12 / 10 / 2019 - 10 / 11 / 2019

Ever since it first opened in 2001, Tokyo Arts and Space (TOKAS) has continued to collaborate with international artists, curators, arts centers, and cultural organizations to produce exhibitions and pioneer related programs. TOKAS Project, which began in 2018, aims to shine a contemplative light on the arts, society, and various other themes from a multicultural perspective.

In its second year, TOKAS Project Vol. 2, the project will feature collaboration with the Hong Kong Arts Centre and Hong Kong-based curator IP Yuk-Yiu to introduce media art from both Japan and Hong Kong via False Spaces, an exhibition that investigates not only geographical, physical spaces, but the spaces that appear in our imaginations as well.

Tokyo and Hong Kong both struggle with space issues. In both cities, urban centers must accommodate disproportionately large populations, resulting in buildings growing taller and taller and personal space becoming more and more constricted within public spaces. The concept of “space” itself is open to a wide range of interpretations, spanning from the physical spaces of geography and location to the conceptual spaces of the personal and psychological realms, and even cyberspace.

Furthermore, artists construct spaces, in the form of art, which differ from those of the real world in a pursuit to express their own world views. This exhibition explores different perceptions of space through the works of six media artists based in Japan and Hong Kong.
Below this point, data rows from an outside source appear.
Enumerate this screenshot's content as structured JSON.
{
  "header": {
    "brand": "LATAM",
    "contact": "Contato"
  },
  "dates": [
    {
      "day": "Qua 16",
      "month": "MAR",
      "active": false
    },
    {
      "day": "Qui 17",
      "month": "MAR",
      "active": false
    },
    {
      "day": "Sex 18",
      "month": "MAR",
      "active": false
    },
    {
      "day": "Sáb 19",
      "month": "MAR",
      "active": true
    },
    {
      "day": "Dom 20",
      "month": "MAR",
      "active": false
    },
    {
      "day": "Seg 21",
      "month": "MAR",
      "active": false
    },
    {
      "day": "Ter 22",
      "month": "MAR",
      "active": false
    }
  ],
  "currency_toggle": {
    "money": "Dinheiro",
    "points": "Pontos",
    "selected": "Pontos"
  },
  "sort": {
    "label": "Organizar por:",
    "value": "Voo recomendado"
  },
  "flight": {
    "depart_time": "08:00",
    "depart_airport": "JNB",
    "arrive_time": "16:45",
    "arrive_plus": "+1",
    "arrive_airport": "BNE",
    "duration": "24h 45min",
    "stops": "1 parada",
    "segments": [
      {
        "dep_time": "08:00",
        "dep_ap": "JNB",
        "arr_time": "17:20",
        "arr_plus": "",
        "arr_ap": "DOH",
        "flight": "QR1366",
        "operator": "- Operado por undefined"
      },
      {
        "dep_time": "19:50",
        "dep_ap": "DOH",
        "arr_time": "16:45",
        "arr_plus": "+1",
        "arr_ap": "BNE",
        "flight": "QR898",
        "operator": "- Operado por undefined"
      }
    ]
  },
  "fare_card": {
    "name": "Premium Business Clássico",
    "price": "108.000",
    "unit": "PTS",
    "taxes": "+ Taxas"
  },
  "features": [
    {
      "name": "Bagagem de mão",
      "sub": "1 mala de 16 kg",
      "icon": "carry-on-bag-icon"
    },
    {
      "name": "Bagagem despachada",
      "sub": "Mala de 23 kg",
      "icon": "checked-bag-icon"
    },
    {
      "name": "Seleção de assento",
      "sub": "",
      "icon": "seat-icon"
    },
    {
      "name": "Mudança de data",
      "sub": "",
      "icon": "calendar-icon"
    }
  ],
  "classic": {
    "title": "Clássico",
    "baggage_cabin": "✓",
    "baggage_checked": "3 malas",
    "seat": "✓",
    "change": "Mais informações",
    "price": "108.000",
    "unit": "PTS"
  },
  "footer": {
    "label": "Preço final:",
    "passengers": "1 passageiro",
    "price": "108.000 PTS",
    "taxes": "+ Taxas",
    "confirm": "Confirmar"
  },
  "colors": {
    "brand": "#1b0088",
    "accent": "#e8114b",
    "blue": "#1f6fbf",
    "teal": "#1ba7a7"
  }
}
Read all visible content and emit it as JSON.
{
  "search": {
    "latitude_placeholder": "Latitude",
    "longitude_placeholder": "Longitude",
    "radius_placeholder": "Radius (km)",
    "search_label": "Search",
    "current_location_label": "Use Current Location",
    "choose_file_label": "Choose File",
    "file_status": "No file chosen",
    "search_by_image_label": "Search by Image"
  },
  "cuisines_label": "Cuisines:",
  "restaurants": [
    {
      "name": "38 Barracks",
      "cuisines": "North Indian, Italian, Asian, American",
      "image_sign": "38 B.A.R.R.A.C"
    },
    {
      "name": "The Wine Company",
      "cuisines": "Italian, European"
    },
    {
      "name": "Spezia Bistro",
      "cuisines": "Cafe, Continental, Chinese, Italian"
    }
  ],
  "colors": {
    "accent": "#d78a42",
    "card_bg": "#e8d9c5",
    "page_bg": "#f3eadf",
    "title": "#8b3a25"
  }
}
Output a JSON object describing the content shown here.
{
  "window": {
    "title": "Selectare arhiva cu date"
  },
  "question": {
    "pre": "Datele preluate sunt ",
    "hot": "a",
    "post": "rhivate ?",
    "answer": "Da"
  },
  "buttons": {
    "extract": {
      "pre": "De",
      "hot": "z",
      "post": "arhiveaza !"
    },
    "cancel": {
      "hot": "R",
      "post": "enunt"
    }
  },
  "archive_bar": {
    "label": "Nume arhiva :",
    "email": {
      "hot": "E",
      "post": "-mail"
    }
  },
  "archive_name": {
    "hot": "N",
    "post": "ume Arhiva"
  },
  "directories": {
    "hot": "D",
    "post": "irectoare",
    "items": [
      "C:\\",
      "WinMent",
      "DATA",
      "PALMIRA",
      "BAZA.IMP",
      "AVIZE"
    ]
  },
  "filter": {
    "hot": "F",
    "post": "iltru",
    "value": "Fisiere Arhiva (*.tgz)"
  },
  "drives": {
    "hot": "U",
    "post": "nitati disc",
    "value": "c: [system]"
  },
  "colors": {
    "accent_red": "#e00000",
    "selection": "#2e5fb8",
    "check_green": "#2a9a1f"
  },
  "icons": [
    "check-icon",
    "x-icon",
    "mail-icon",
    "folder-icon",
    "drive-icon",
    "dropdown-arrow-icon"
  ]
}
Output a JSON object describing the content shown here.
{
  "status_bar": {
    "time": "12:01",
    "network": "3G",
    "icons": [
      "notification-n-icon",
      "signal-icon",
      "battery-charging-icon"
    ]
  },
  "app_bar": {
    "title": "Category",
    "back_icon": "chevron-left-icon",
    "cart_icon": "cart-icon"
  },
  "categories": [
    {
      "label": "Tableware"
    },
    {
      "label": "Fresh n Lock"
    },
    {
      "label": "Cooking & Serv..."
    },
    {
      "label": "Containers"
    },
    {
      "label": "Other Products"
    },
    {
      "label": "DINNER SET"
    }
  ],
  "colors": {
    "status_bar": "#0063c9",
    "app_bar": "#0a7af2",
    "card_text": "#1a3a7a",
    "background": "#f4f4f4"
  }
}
On the first day of the exhibition, October 12, an opening ceremony was held and artists talk at the venue. In addition, an open discussion will be scheduled in November 4, in which the artists and curatorial team will discuss potentials of media arts and its roles in social and cultural aspects, inviting Hatanaka Minoru (Chief curator, NTT InterCommunication Center [ICC]) as a moderator.

By focusing on techniques and process of moving images and photography, Nagata Kosuke (Japan, b. 1990) will create two-dimensional works as well as an audio-guided work to introduce new method of viewing experience.

Ware (Hong Kong) is an artist unit who utilizes the latest media technology to produce spatial and experience-based design, and will show an installation work that combines video with lighting technology.

Stella So (Hong Kong), an award-winning graphic artist and illustrator, will show her animated video work that depicts landscapes in Hong Kong, and Ito Ryusuke (Japan, b. 1963) will create landscapes with miniature and small objects, and shooting these with visual devices. The projected image on screen will become innovative and fantastical media landscapes.

Dealing with interactive media design for a long time, Ng Tsz-Kwan (Hong Kong) will bring an experience-based installation with an automatic driving device. Tsuda Michiko will produce 3D printing sculptures that came out from video footage shot in airports around the world, then express distortion of time and space which restaged in one object. By sharing the space with Ng, her works will also be experienced by his automatic driving device.

The Hong Kong Arts Centre (HKAC) is a multi-arts centre that fosters artistic exchanges locally and internationally, bringing the most forward creations to Hong Kong and showcasing homegrown talents abroad. The HKAC stimulates innovation and promotes creativity. Being Hong Kong’s only independent non-profit multi-arts institution, the HKAC offers exhibitions, screenings and performances, connecting the arts of Hong Kong to the rest of the world through programmes and collaborations.